Supplied records
====
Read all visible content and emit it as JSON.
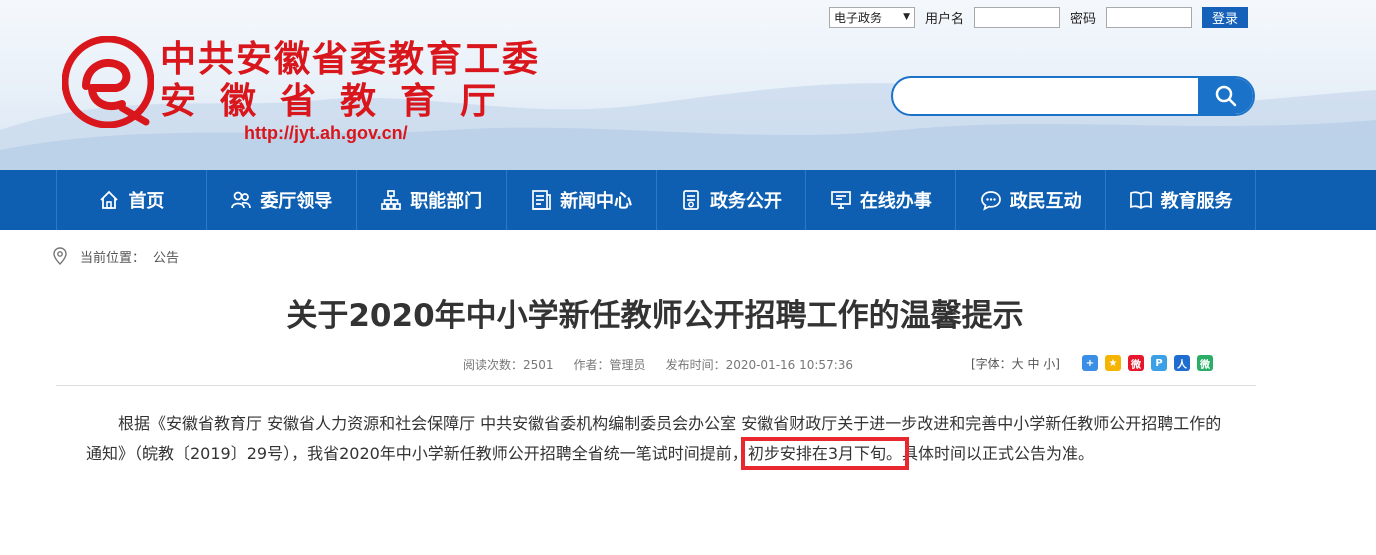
{
  "header": {
    "org_line1": "中共安徽省委教育工委",
    "org_line2": "安徽省教育厅",
    "url": "http://jyt.ah.gov.cn/",
    "logo_color": "#d8161b"
  },
  "login": {
    "system_select": "电子政务",
    "username_label": "用户名",
    "username_value": "",
    "password_label": "密码",
    "password_value": "",
    "login_button": "登录"
  },
  "search": {
    "placeholder": "",
    "icon": "search-icon"
  },
  "nav": {
    "items": [
      {
        "label": "首页",
        "icon": "home-icon"
      },
      {
        "label": "委厅领导",
        "icon": "leaders-icon"
      },
      {
        "label": "职能部门",
        "icon": "org-chart-icon"
      },
      {
        "label": "新闻中心",
        "icon": "news-icon"
      },
      {
        "label": "政务公开",
        "icon": "document-icon"
      },
      {
        "label": "在线办事",
        "icon": "monitor-icon"
      },
      {
        "label": "政民互动",
        "icon": "chat-icon"
      },
      {
        "label": "教育服务",
        "icon": "book-icon"
      }
    ],
    "background": "#0e5fb2"
  },
  "breadcrumb": {
    "label": "当前位置：",
    "current": "公告"
  },
  "article": {
    "title": "关于2020年中小学新任教师公开招聘工作的温馨提示",
    "views": "阅读次数：2501",
    "author": "作者：管理员",
    "published": "发布时间：2020-01-16 10:57:36",
    "font_size_control": "[字体：大 中 小]",
    "body_part1": "根据《安徽省教育厅 安徽省人力资源和社会保障厅 中共安徽省委机构编制委员会办公室 安徽省财政厅关于进一步改进和完善中小学新任教师公开招聘工作的通知》（皖教〔2019〕29号），我省2020年中小学新任教师公开招聘全省统一笔试时间提前，",
    "body_highlight": "初步安排在3月下旬。",
    "body_part2": "具体时间以正式公告为准。",
    "highlight_color": "#e8282e"
  },
  "share_icons": [
    "share-plus-icon",
    "qzone-icon",
    "weibo-icon",
    "tencent-weibo-icon",
    "renren-icon",
    "wechat-icon"
  ]
}
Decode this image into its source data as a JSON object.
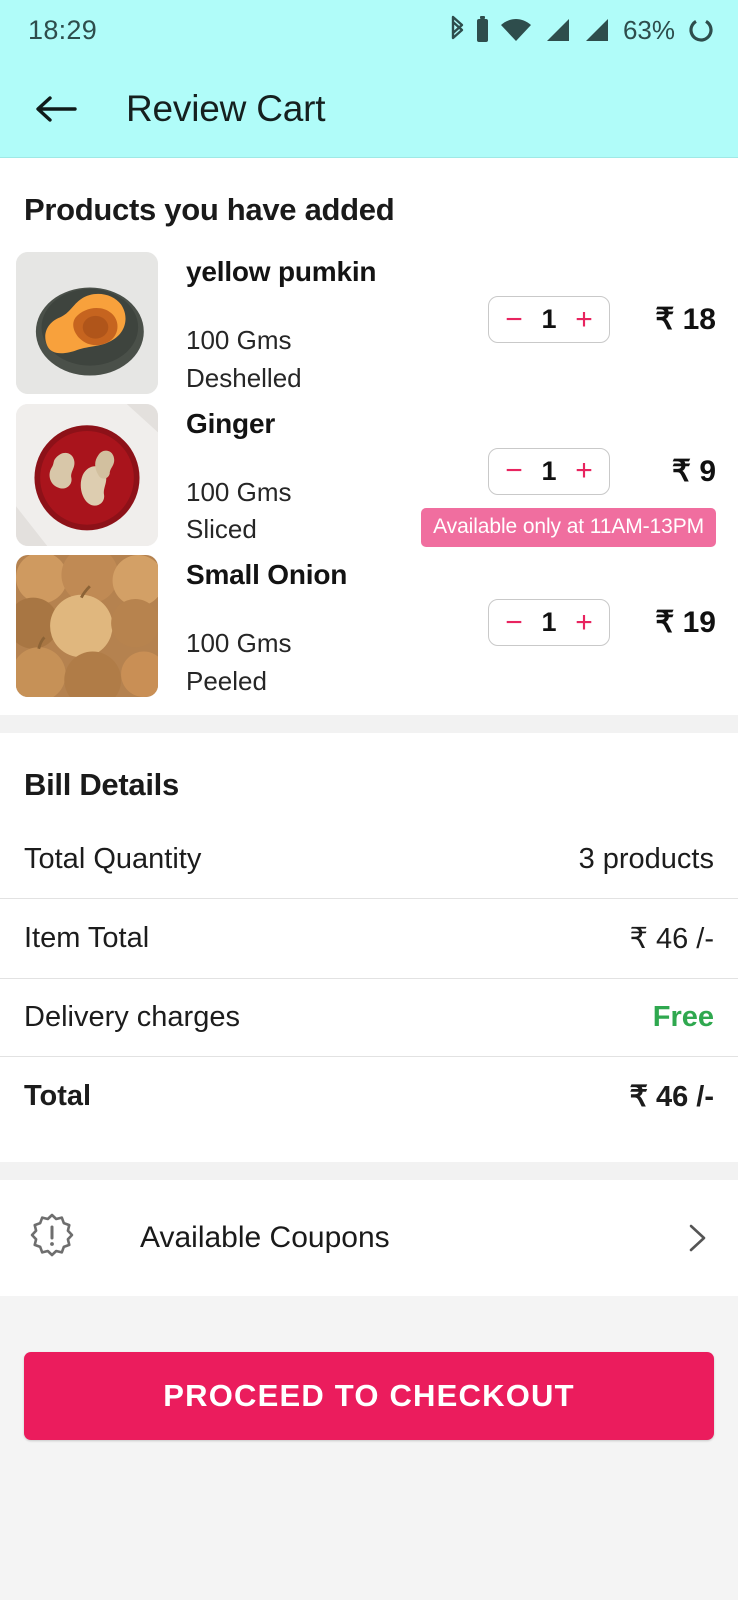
{
  "statusbar": {
    "time": "18:29",
    "battery_percent": "63%",
    "icons": [
      "bluetooth-icon",
      "battery-small-icon",
      "wifi-icon",
      "signal-bars-icon",
      "signal-bars-2-icon",
      "battery-ring-icon"
    ]
  },
  "appbar": {
    "back_icon": "back-arrow-icon",
    "title": "Review Cart",
    "background": "#b0fcf9"
  },
  "products_section": {
    "title": "Products you have added",
    "items": [
      {
        "name": "yellow pumkin",
        "weight": "100 Gms",
        "variant": "Deshelled",
        "quantity": "1",
        "price": "₹ 18",
        "decrement": "−",
        "increment": "+",
        "badge": null,
        "image": "yellow-pumpkin-photo"
      },
      {
        "name": "Ginger",
        "weight": "100 Gms",
        "variant": "Sliced",
        "quantity": "1",
        "price": "₹ 9",
        "decrement": "−",
        "increment": "+",
        "badge": "Available only at 11AM-13PM",
        "image": "ginger-photo"
      },
      {
        "name": "Small Onion",
        "weight": "100 Gms",
        "variant": "Peeled",
        "quantity": "1",
        "price": "₹ 19",
        "decrement": "−",
        "increment": "+",
        "badge": null,
        "image": "small-onion-photo"
      }
    ]
  },
  "bill": {
    "title": "Bill Details",
    "rows": [
      {
        "label": "Total Quantity",
        "value": "3 products"
      },
      {
        "label": "Item Total",
        "value": "₹ 46 /-"
      },
      {
        "label": "Delivery charges",
        "value": "Free"
      },
      {
        "label": "Total",
        "value": "₹ 46 /-"
      }
    ]
  },
  "coupons": {
    "icon": "coupon-badge-icon",
    "label": "Available Coupons",
    "chevron": "chevron-right-icon"
  },
  "checkout": {
    "label": "PROCEED TO CHECKOUT"
  },
  "colors": {
    "accent_pink": "#eb1c5d",
    "badge_pink": "#f06e9f",
    "header_cyan": "#b0fcf9",
    "free_green": "#2fa84f",
    "page_gray": "#f4f4f4"
  }
}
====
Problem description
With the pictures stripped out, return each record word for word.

Worked solution
Read all visible content and emit it as JSON.
{
  "header": {
    "org_line1": "中共安徽省委教育工委",
    "org_line2": "安徽省教育厅",
    "url": "http://jyt.ah.gov.cn/",
    "logo_color": "#d8161b"
  },
  "login": {
    "system_select": "电子政务",
    "username_label": "用户名",
    "username_value": "",
    "password_label": "密码",
    "password_value": "",
    "login_button": "登录"
  },
  "search": {
    "placeholder": "",
    "icon": "search-icon"
  },
  "nav": {
    "items": [
      {
        "label": "首页",
        "icon": "home-icon"
      },
      {
        "label": "委厅领导",
        "icon": "leaders-icon"
      },
      {
        "label": "职能部门",
        "icon": "org-chart-icon"
      },
      {
        "label": "新闻中心",
        "icon": "news-icon"
      },
      {
        "label": "政务公开",
        "icon": "document-icon"
      },
      {
        "label": "在线办事",
        "icon": "monitor-icon"
      },
      {
        "label": "政民互动",
        "icon": "chat-icon"
      },
      {
        "label": "教育服务",
        "icon": "book-icon"
      }
    ],
    "background": "#0e5fb2"
  },
  "breadcrumb": {
    "label": "当前位置：",
    "current": "公告"
  },
  "article": {
    "title": "关于2020年中小学新任教师公开招聘工作的温馨提示",
    "views": "阅读次数：2501",
    "author": "作者：管理员",
    "published": "发布时间：2020-01-16 10:57:36",
    "font_size_control": "[字体：大 中 小]",
    "body_part1": "根据《安徽省教育厅 安徽省人力资源和社会保障厅 中共安徽省委机构编制委员会办公室 安徽省财政厅关于进一步改进和完善中小学新任教师公开招聘工作的通知》（皖教〔2019〕29号），我省2020年中小学新任教师公开招聘全省统一笔试时间提前，",
    "body_highlight": "初步安排在3月下旬。",
    "body_part2": "具体时间以正式公告为准。",
    "highlight_color": "#e8282e"
  },
  "share_icons": [
    "share-plus-icon",
    "qzone-icon",
    "weibo-icon",
    "tencent-weibo-icon",
    "renren-icon",
    "wechat-icon"
  ]
}
Decode this image into its source data as a JSON object.
{
  "statusbar": {
    "time": "18:29",
    "battery_percent": "63%",
    "icons": [
      "bluetooth-icon",
      "battery-small-icon",
      "wifi-icon",
      "signal-bars-icon",
      "signal-bars-2-icon",
      "battery-ring-icon"
    ]
  },
  "appbar": {
    "back_icon": "back-arrow-icon",
    "title": "Review Cart",
    "background": "#b0fcf9"
  },
  "products_section": {
    "title": "Products you have added",
    "items": [
      {
        "name": "yellow pumkin",
        "weight": "100 Gms",
        "variant": "Deshelled",
        "quantity": "1",
        "price": "₹ 18",
        "decrement": "−",
        "increment": "+",
        "badge": null,
        "image": "yellow-pumpkin-photo"
      },
      {
        "name": "Ginger",
        "weight": "100 Gms",
        "variant": "Sliced",
        "quantity": "1",
        "price": "₹ 9",
        "decrement": "−",
        "increment": "+",
        "badge": "Available only at 11AM-13PM",
        "image": "ginger-photo"
      },
      {
        "name": "Small Onion",
        "weight": "100 Gms",
        "variant": "Peeled",
        "quantity": "1",
        "price": "₹ 19",
        "decrement": "−",
        "increment": "+",
        "badge": null,
        "image": "small-onion-photo"
      }
    ]
  },
  "bill": {
    "title": "Bill Details",
    "rows": [
      {
        "label": "Total Quantity",
        "value": "3 products"
      },
      {
        "label": "Item Total",
        "value": "₹ 46 /-"
      },
      {
        "label": "Delivery charges",
        "value": "Free"
      },
      {
        "label": "Total",
        "value": "₹ 46 /-"
      }
    ]
  },
  "coupons": {
    "icon": "coupon-badge-icon",
    "label": "Available Coupons",
    "chevron": "chevron-right-icon"
  },
  "checkout": {
    "label": "PROCEED TO CHECKOUT"
  },
  "colors": {
    "accent_pink": "#eb1c5d",
    "badge_pink": "#f06e9f",
    "header_cyan": "#b0fcf9",
    "free_green": "#2fa84f",
    "page_gray": "#f4f4f4"
  }
}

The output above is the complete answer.